▸ **Available data**:
_ _ _ _

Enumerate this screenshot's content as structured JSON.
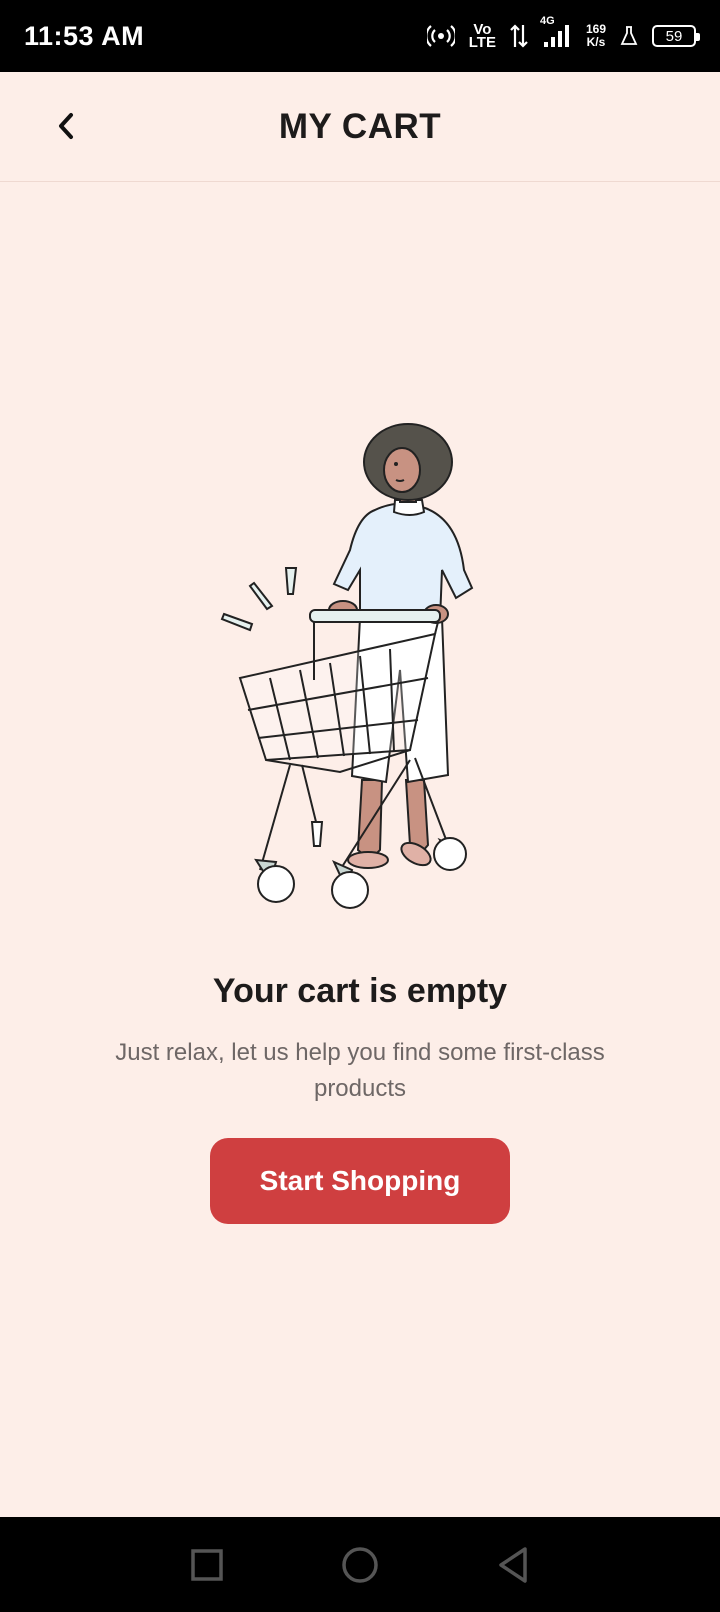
{
  "status_bar": {
    "time": "11:53 AM",
    "network_top": "Vo",
    "network_bottom": "LTE",
    "signal_label": "4G",
    "speed_value": "169",
    "speed_unit": "K/s",
    "battery": "59"
  },
  "header": {
    "title": "MY CART",
    "back_icon": "chevron-left-icon"
  },
  "empty_state": {
    "title": "Your cart is empty",
    "subtitle": "Just relax, let us help you find some first-class products",
    "button_label": "Start Shopping"
  },
  "nav_bar": {
    "recents_icon": "square-icon",
    "home_icon": "circle-icon",
    "back_icon": "triangle-back-icon"
  },
  "colors": {
    "background": "#fdeee8",
    "accent": "#cf3f40",
    "title_text": "#1d1b1b",
    "subtitle_text": "#6e6766"
  }
}
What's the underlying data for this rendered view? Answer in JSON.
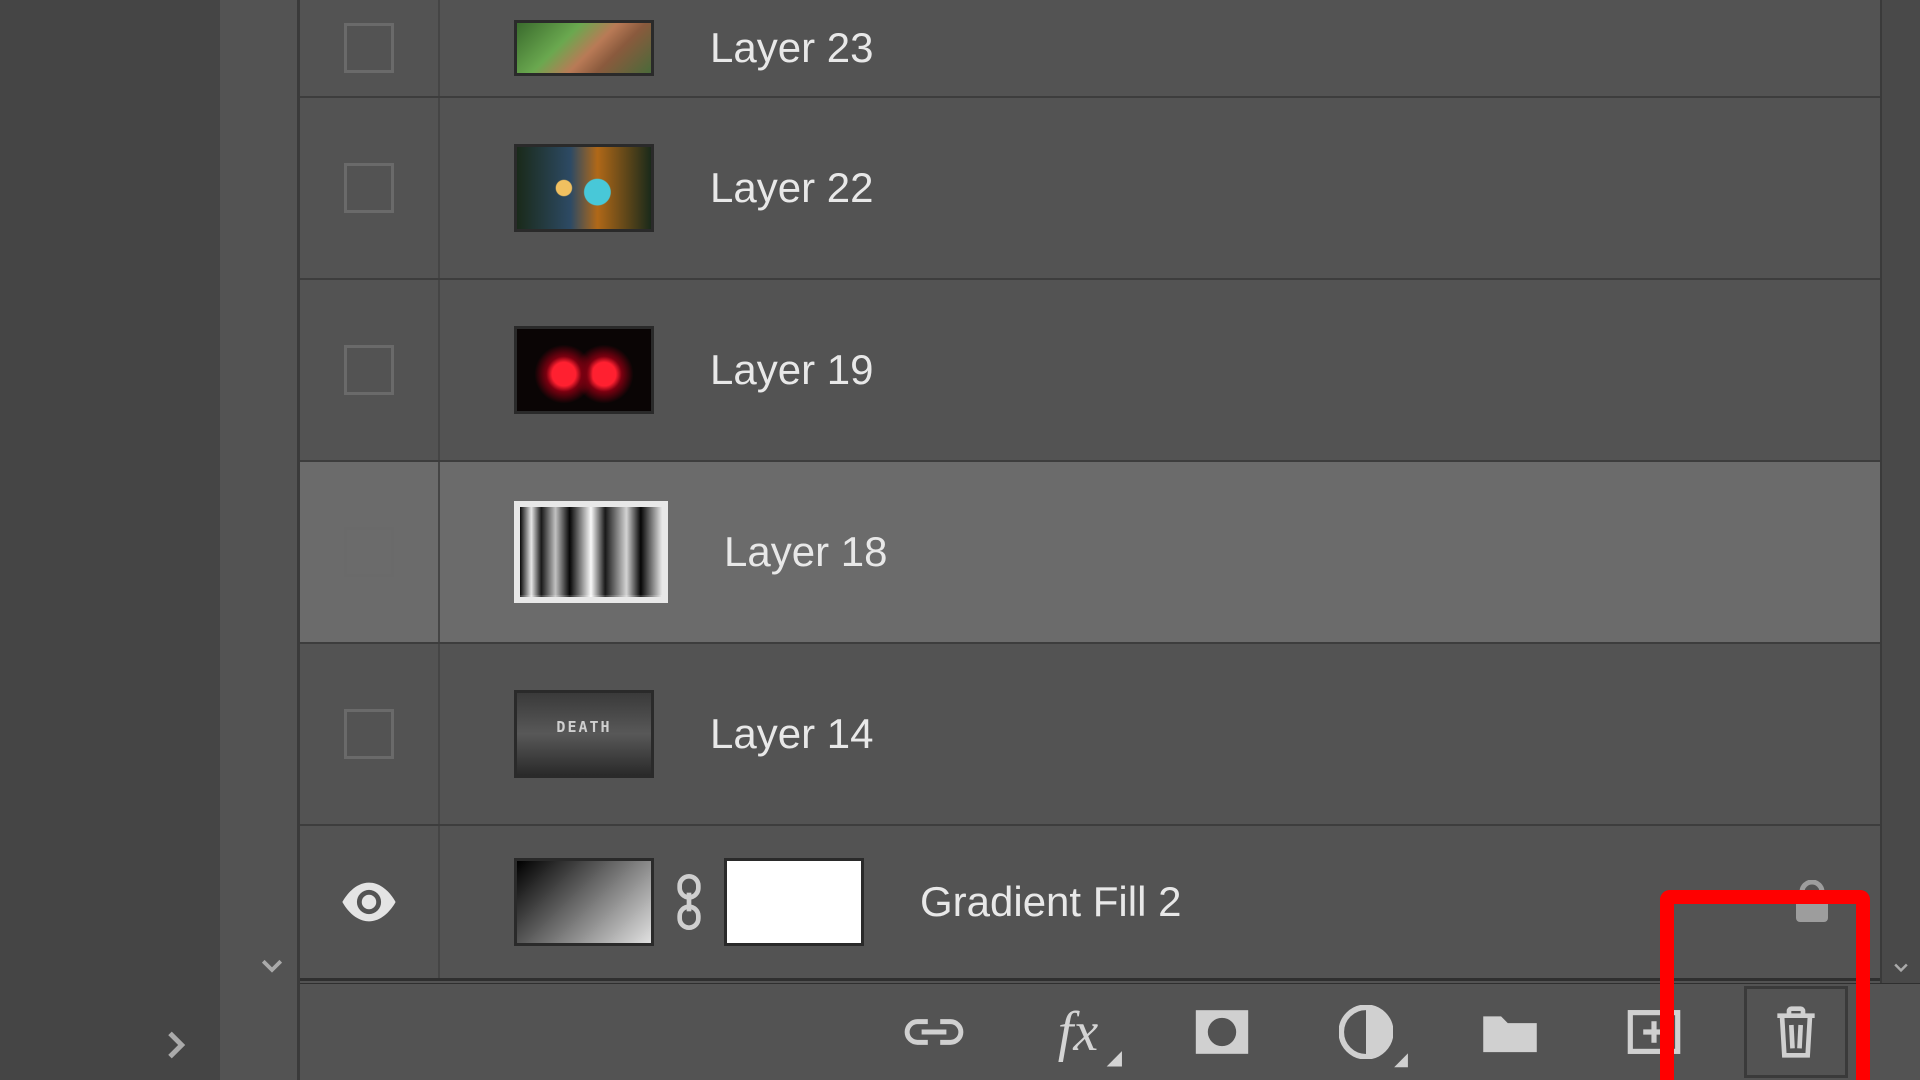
{
  "layers": [
    {
      "name": "Layer 23",
      "visible": false,
      "selected": false,
      "type": "bitmap"
    },
    {
      "name": "Layer 22",
      "visible": false,
      "selected": false,
      "type": "bitmap"
    },
    {
      "name": "Layer 19",
      "visible": false,
      "selected": false,
      "type": "bitmap"
    },
    {
      "name": "Layer 18",
      "visible": false,
      "selected": true,
      "type": "bitmap"
    },
    {
      "name": "Layer 14",
      "visible": false,
      "selected": false,
      "type": "bitmap"
    },
    {
      "name": "Gradient Fill 2",
      "visible": true,
      "selected": false,
      "type": "adjustment",
      "locked": true
    }
  ],
  "toolbar": {
    "link": "link-layers",
    "fx": "fx",
    "mask": "add-layer-mask",
    "adjustment": "new-adjustment-layer",
    "group": "new-group",
    "new": "new-layer",
    "delete": "delete-layer"
  }
}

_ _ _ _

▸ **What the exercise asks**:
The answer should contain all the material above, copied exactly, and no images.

▸ **Exercise answer**:
Enumerate this screenshot's content as structured JSON.
{
  "status_bar": {
    "time": "11:53 AM",
    "network_top": "Vo",
    "network_bottom": "LTE",
    "signal_label": "4G",
    "speed_value": "169",
    "speed_unit": "K/s",
    "battery": "59"
  },
  "header": {
    "title": "MY CART",
    "back_icon": "chevron-left-icon"
  },
  "empty_state": {
    "title": "Your cart is empty",
    "subtitle": "Just relax, let us help you find some first-class products",
    "button_label": "Start Shopping"
  },
  "nav_bar": {
    "recents_icon": "square-icon",
    "home_icon": "circle-icon",
    "back_icon": "triangle-back-icon"
  },
  "colors": {
    "background": "#fdeee8",
    "accent": "#cf3f40",
    "title_text": "#1d1b1b",
    "subtitle_text": "#6e6766"
  }
}
What's the underlying data for this rendered view? Answer in JSON.
{
  "layers": [
    {
      "name": "Layer 23",
      "visible": false,
      "selected": false,
      "type": "bitmap"
    },
    {
      "name": "Layer 22",
      "visible": false,
      "selected": false,
      "type": "bitmap"
    },
    {
      "name": "Layer 19",
      "visible": false,
      "selected": false,
      "type": "bitmap"
    },
    {
      "name": "Layer 18",
      "visible": false,
      "selected": true,
      "type": "bitmap"
    },
    {
      "name": "Layer 14",
      "visible": false,
      "selected": false,
      "type": "bitmap"
    },
    {
      "name": "Gradient Fill 2",
      "visible": true,
      "selected": false,
      "type": "adjustment",
      "locked": true
    }
  ],
  "toolbar": {
    "link": "link-layers",
    "fx": "fx",
    "mask": "add-layer-mask",
    "adjustment": "new-adjustment-layer",
    "group": "new-group",
    "new": "new-layer",
    "delete": "delete-layer"
  }
}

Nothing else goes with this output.